Supply the number of lines in the data below that hold "notes", and let that number be the whole answer.

Record set Block Start

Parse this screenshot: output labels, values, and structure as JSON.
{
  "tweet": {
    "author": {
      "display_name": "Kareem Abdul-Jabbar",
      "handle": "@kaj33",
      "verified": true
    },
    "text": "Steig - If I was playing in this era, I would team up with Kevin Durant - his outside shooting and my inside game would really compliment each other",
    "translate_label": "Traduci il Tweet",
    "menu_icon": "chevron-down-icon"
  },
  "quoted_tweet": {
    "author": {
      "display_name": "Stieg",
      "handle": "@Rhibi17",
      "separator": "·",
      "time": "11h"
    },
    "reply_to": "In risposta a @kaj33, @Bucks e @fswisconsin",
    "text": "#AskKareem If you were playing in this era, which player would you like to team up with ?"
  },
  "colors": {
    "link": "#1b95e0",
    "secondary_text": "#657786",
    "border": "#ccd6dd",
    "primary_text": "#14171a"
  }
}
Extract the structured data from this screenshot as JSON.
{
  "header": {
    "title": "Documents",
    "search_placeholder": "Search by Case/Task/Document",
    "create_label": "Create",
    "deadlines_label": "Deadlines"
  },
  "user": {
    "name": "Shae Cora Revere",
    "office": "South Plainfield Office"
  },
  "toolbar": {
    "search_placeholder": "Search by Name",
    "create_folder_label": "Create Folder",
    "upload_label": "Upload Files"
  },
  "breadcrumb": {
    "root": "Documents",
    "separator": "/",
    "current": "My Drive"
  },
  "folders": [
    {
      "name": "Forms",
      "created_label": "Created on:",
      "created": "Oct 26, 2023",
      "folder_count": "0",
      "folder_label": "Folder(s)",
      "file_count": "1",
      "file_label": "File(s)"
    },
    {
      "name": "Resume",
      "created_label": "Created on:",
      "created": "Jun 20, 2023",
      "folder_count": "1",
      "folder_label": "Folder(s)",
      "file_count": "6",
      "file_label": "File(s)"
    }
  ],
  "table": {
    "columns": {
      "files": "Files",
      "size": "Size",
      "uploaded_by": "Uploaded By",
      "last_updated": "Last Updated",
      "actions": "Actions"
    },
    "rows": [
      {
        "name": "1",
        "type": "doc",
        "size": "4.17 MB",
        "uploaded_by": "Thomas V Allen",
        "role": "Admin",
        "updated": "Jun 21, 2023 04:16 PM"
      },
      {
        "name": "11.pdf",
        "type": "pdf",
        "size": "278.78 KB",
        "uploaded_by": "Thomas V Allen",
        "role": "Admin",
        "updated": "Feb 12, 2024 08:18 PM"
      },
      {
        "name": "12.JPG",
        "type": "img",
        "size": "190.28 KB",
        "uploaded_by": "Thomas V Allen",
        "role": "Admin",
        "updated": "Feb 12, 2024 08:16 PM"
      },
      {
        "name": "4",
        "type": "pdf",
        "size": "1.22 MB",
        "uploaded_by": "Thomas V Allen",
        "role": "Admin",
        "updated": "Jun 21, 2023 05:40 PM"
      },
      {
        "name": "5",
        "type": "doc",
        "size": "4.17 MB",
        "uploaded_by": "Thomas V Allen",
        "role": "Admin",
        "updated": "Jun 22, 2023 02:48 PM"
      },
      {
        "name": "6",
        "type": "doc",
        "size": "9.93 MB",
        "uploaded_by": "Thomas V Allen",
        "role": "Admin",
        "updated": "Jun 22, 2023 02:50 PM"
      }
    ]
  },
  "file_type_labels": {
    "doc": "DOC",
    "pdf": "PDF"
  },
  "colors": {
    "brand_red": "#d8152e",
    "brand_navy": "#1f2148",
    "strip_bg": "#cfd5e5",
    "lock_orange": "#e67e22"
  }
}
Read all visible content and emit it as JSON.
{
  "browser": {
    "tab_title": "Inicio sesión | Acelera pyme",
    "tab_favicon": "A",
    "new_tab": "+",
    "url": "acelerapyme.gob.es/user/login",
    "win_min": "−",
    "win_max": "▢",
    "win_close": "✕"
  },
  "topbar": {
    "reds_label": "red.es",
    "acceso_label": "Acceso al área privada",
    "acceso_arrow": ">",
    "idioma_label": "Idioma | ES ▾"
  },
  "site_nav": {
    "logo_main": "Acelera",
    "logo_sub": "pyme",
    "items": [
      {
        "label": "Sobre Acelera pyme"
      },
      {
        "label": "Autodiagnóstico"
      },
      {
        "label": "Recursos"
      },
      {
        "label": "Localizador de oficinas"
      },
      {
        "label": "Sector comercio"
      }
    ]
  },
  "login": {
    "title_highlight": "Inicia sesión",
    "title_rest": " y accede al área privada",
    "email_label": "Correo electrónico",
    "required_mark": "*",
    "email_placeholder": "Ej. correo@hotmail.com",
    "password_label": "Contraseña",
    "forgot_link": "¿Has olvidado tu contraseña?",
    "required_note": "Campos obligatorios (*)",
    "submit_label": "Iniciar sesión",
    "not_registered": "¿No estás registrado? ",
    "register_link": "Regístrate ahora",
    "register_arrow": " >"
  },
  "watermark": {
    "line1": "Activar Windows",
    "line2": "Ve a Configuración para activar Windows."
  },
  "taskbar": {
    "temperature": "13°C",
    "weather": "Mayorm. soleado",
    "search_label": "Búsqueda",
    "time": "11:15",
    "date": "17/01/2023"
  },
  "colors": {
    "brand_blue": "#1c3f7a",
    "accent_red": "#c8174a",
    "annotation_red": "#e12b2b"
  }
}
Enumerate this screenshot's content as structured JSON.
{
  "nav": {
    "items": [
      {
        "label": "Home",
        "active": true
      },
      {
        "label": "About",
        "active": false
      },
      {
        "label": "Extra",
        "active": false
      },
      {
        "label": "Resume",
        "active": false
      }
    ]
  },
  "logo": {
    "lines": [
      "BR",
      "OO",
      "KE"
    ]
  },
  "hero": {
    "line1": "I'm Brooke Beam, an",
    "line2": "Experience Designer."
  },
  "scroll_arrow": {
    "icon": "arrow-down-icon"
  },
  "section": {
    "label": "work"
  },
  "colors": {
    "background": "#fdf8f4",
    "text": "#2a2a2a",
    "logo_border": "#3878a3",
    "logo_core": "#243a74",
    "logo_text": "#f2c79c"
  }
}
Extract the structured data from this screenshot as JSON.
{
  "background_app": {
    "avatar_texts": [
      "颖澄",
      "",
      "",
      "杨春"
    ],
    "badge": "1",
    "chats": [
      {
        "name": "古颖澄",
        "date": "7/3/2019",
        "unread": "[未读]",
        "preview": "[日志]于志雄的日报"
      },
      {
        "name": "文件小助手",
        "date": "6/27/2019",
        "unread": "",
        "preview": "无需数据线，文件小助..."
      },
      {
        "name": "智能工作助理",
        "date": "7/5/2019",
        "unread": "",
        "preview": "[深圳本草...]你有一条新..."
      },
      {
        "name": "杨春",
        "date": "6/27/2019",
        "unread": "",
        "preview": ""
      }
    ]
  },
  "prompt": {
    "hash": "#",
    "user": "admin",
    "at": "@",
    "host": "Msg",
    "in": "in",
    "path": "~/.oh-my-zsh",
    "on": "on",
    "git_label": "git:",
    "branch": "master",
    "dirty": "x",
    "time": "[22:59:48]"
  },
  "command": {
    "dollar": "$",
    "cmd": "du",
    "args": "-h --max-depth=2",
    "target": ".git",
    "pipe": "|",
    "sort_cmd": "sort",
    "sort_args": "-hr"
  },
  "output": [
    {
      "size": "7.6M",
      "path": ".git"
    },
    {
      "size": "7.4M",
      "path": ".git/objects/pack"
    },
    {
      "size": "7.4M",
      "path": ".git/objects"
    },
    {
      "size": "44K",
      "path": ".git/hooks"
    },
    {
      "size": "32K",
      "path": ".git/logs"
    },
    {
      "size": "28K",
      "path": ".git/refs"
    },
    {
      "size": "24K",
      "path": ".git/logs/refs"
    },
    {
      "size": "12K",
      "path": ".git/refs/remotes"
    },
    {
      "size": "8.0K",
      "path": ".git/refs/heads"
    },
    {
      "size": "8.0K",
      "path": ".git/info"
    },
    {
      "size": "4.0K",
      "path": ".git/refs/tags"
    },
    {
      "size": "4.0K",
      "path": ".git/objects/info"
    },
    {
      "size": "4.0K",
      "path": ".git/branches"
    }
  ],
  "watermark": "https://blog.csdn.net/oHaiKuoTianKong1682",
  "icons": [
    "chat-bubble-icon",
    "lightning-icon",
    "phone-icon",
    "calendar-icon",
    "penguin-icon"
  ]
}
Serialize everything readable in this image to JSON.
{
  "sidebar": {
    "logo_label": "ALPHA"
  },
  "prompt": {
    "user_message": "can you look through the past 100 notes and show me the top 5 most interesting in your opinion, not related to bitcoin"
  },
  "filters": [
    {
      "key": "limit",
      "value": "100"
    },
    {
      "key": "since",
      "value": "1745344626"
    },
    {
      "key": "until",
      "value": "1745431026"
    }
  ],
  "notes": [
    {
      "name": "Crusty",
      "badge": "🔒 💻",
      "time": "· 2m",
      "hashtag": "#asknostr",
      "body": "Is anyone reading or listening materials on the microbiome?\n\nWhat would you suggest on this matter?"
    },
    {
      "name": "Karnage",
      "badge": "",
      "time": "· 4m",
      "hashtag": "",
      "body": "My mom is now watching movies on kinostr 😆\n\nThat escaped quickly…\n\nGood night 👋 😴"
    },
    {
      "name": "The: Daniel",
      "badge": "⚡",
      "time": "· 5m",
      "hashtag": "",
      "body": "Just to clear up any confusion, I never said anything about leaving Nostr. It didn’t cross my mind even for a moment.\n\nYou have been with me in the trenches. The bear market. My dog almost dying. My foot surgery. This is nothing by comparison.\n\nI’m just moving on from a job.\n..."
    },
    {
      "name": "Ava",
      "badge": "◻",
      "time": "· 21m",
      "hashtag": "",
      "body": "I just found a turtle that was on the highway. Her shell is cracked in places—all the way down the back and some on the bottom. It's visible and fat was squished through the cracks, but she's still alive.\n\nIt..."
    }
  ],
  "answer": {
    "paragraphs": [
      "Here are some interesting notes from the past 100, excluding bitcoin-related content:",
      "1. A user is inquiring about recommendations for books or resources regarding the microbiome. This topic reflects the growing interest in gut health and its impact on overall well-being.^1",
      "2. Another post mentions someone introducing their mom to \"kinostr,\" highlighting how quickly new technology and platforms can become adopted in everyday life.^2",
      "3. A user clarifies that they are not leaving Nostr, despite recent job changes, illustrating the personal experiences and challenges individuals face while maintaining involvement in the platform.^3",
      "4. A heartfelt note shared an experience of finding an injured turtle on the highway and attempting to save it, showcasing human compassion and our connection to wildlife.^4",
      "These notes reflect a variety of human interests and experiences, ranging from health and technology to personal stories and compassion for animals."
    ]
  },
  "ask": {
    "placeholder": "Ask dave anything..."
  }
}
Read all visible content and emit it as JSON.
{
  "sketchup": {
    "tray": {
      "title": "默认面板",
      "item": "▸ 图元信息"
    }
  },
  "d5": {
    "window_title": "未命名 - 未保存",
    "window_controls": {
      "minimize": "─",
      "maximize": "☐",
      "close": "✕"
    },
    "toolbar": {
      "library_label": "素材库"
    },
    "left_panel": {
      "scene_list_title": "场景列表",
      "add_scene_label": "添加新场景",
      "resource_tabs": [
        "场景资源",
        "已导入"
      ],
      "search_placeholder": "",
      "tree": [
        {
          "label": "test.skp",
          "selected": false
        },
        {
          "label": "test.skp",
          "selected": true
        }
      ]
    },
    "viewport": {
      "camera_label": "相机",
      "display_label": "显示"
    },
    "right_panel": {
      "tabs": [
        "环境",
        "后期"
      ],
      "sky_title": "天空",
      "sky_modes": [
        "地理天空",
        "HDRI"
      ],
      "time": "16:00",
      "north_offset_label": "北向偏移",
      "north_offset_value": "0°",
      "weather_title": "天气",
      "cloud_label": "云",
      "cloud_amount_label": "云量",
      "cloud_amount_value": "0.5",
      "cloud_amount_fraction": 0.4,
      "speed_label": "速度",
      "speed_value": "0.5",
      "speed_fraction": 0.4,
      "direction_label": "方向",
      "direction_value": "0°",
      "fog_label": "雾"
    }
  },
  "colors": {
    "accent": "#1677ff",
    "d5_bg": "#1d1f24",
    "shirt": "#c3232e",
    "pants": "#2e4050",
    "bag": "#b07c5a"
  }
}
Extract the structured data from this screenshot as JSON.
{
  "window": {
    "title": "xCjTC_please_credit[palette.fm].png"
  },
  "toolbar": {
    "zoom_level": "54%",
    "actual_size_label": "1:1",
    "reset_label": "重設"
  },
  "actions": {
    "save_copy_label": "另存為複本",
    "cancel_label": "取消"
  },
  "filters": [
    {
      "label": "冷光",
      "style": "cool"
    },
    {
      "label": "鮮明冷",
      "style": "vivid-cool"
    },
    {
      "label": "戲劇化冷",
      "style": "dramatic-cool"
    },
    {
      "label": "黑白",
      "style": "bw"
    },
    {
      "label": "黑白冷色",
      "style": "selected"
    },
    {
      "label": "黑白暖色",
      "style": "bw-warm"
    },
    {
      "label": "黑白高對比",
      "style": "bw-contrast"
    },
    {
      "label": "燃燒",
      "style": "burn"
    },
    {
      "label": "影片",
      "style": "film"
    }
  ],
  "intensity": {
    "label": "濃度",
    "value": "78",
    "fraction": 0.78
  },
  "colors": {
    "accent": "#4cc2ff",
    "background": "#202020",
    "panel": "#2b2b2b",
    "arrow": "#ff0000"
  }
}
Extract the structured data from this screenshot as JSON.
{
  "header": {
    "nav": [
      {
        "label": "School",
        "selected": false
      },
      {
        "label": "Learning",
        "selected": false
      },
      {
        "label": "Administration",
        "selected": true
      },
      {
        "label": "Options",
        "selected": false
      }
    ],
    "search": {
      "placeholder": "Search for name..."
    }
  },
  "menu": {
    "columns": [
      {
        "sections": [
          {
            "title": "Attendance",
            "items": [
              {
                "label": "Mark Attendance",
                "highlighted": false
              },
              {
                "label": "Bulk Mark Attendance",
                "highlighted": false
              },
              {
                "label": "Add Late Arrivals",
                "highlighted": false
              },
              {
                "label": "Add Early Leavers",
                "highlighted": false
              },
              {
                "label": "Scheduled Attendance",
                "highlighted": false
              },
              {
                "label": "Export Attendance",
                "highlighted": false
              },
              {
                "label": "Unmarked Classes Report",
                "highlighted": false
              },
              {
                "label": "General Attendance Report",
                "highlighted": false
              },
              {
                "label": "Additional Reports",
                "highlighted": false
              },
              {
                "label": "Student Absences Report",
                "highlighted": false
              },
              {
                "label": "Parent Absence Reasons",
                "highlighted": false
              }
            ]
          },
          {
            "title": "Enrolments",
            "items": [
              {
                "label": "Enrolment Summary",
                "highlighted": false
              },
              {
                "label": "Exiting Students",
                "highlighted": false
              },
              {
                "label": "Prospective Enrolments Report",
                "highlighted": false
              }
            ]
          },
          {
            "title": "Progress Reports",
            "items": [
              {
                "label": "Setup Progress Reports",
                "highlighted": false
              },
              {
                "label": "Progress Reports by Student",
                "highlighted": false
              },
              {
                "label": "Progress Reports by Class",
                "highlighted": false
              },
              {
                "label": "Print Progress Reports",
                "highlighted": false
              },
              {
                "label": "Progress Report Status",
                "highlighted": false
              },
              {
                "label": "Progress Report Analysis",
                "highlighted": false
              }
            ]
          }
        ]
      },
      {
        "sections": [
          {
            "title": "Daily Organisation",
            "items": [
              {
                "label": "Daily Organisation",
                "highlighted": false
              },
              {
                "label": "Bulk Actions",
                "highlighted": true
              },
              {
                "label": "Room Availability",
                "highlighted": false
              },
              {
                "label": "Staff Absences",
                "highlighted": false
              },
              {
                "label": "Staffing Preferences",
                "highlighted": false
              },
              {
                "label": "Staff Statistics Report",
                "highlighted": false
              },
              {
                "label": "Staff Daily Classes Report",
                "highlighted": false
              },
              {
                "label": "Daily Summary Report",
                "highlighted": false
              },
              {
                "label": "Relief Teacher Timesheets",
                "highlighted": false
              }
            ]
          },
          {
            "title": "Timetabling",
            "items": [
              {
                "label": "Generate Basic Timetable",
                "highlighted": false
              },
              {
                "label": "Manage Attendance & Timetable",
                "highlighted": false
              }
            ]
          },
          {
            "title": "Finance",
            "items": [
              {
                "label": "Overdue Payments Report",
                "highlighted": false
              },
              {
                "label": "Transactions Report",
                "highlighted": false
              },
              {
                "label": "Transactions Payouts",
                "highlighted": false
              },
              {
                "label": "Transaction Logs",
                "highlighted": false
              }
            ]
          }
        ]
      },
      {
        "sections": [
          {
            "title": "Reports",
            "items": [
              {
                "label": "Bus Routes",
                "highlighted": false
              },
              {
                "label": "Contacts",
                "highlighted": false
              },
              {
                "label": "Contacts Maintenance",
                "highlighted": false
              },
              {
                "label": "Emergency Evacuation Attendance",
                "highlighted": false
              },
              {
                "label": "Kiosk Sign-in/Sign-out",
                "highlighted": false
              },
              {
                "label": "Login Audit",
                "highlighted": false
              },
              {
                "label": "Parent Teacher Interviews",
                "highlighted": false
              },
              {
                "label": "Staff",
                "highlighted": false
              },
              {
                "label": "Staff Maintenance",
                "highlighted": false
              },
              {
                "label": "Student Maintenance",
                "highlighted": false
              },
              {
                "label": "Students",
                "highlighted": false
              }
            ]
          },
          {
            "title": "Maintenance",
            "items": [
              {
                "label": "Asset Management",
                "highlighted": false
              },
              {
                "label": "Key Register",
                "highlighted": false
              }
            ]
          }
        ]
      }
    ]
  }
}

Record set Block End

● Result: 4